“Malls are an open environment,” one reader wrote. “We have an inability to restrict access to public areas.”
The most common tactics that owners and retailers have adopted since September 11 include installing more cameras and surveillance equipment (37.1 percent), improved coordination with first responders (34.3 percent), restricted access to service areas (32.9 percent), provided additional training for security personnel (32.9 percent), and hired additional security personnel (30.0 percent).
Terrorism insurance is another hot-button issue for the industry. Many owners say they are concerned with the Congressional delays in renewing the federal backstop, which expires at yearend (see related story, p. 107). In our survey, 20.3 percent said the backstop was “essential” while another 34.3 percent said it was “important.” Only 14.4 percent thought the backstop was unnecessary while 30.5 percent said they “didn't know” or had no opinion on the matter. Only 34.7 percent were confident that Congress would pass an extension while 33.1 percent said they weren't sure and another 19.5 percent had no answer.
While 40.7 percent of respondents said that they have not changed their spending on security since September 11, most owners have: According to the survery, 22.9 percent said they've increased spending up to 5 percent; 15.3 percent have increased it between six and 10 percent; 11.9 percent have increased it between 11 and 25 percent and 4.2 percent have increased spending by more than 25 percent.

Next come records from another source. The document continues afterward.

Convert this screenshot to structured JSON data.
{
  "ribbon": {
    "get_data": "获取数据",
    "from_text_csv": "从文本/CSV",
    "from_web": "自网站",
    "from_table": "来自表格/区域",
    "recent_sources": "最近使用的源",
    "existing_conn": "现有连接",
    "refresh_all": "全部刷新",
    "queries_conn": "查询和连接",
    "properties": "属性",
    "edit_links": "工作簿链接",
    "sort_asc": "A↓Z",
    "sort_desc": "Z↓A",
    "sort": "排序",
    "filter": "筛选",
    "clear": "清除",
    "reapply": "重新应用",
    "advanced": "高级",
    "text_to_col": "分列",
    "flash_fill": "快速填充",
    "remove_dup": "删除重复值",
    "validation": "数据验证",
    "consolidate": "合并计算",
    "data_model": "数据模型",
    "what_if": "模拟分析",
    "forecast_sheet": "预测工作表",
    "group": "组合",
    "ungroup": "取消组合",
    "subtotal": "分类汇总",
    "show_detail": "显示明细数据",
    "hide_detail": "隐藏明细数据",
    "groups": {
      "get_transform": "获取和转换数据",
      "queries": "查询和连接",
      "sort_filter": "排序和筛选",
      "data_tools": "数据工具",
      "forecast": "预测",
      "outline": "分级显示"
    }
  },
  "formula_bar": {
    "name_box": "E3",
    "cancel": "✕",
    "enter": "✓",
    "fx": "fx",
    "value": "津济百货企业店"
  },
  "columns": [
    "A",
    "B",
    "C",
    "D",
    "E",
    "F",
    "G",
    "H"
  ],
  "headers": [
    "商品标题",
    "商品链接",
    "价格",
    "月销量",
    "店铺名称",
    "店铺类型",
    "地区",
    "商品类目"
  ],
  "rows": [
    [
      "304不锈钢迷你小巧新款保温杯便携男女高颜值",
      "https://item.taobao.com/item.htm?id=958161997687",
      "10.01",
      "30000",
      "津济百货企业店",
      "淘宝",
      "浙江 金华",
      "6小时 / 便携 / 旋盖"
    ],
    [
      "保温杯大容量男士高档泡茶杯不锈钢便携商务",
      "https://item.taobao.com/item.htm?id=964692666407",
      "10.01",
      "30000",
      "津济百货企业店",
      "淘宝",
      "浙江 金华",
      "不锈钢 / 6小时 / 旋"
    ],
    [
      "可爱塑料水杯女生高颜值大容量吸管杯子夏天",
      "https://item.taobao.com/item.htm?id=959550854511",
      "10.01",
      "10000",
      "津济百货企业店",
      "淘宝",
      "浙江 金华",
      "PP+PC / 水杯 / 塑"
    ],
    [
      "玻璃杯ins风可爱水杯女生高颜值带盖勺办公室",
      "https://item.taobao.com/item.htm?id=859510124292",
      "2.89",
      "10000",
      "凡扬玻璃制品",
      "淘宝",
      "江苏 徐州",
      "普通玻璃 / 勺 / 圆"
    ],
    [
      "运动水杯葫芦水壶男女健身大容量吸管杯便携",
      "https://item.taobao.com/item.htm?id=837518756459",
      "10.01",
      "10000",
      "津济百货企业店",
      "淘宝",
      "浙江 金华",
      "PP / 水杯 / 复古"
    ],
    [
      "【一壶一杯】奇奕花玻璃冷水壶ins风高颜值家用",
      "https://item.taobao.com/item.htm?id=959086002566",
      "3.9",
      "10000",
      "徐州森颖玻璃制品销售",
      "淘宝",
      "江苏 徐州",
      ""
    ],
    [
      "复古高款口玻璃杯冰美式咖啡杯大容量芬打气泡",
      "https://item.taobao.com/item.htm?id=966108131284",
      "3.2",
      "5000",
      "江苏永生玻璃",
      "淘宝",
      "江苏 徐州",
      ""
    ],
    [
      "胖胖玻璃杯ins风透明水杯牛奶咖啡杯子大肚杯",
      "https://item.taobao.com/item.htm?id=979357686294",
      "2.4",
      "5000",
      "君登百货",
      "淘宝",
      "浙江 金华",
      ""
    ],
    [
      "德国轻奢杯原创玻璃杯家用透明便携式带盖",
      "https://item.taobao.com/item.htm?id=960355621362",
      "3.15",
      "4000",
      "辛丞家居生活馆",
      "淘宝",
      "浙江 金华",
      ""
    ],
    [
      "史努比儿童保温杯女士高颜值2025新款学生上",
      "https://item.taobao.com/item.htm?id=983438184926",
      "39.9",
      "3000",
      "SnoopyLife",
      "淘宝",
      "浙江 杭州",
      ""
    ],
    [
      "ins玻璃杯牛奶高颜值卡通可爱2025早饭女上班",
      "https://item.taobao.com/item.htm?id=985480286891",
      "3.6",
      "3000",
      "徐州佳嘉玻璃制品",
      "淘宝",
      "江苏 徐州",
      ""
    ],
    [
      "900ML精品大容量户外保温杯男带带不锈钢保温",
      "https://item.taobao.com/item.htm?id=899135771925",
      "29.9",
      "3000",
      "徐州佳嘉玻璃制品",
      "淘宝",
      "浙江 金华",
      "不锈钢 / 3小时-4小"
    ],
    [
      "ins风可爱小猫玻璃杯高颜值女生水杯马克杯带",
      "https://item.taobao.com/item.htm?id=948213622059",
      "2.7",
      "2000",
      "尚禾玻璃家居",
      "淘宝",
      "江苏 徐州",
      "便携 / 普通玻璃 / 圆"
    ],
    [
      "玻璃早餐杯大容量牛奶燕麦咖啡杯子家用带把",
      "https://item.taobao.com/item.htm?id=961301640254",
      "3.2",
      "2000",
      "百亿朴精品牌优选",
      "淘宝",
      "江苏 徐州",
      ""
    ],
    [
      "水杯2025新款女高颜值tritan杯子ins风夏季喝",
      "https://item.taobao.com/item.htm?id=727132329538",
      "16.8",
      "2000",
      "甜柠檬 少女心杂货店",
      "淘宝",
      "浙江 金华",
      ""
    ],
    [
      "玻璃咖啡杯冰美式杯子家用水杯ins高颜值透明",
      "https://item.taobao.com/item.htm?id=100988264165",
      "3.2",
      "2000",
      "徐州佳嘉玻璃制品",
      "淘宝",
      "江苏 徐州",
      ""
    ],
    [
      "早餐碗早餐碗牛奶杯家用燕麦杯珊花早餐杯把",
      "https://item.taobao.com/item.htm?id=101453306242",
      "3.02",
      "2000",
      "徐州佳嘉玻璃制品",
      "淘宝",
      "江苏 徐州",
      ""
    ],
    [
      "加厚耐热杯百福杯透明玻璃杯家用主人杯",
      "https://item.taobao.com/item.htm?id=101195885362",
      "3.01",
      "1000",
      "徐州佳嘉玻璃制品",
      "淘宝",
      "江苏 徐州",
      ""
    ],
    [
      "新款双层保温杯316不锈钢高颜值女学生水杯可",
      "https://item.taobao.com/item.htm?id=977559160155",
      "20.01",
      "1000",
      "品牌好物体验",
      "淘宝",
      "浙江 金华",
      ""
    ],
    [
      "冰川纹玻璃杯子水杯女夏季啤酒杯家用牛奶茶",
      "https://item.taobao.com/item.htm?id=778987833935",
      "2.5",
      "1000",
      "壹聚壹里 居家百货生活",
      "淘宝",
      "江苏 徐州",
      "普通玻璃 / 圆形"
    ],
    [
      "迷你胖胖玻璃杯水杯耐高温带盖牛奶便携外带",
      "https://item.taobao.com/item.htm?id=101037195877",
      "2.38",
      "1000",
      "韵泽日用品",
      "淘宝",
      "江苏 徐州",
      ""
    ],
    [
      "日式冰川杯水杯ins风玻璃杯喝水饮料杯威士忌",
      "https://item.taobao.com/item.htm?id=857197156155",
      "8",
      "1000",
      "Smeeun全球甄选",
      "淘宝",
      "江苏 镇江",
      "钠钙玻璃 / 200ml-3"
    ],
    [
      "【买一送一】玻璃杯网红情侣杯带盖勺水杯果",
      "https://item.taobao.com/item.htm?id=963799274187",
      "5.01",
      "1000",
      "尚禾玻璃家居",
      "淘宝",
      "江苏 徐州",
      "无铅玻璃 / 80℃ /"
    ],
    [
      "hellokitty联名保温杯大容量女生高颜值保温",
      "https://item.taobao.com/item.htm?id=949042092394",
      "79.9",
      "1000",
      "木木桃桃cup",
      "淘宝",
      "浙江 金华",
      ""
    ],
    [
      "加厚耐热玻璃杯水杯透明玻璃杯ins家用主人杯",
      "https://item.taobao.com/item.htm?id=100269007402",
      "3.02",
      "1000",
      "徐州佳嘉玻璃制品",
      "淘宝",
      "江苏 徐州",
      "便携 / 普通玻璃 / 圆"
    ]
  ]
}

The poll was conducted over a 10-day period in late August. In all, about 120 readers responded to the poll. About 60 percent of the respondents were owners, developers, managers or retailers. More than half the respondents identified themselves as owners, presidents, vice presidents, directors or principals.